The lines to return are those below that contain the word "username".

----------

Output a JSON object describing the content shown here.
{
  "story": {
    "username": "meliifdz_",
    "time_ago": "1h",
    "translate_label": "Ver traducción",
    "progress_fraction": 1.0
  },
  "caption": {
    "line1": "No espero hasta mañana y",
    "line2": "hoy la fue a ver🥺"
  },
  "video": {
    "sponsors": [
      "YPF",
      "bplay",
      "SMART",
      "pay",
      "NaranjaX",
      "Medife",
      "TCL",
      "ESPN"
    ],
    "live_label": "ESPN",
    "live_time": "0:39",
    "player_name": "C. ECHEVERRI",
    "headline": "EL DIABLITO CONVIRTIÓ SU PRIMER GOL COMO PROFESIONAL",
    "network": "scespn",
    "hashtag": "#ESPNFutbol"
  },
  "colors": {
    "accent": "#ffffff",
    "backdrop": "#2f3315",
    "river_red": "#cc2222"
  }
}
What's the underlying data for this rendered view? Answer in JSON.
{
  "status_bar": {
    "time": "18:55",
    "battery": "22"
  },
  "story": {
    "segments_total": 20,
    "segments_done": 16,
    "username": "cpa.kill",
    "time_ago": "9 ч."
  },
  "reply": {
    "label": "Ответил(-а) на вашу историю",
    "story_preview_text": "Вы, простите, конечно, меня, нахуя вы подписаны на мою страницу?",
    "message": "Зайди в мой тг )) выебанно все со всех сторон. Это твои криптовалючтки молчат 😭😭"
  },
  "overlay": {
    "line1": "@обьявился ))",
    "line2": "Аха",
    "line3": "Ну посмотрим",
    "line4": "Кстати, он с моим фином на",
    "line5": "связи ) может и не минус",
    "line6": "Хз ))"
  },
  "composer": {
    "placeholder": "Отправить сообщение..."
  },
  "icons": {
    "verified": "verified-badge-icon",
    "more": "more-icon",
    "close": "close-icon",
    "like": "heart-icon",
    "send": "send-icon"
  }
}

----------

## [Answer to this exercise]
    "username": "meliifdz_",
    "username": "cpa.kill",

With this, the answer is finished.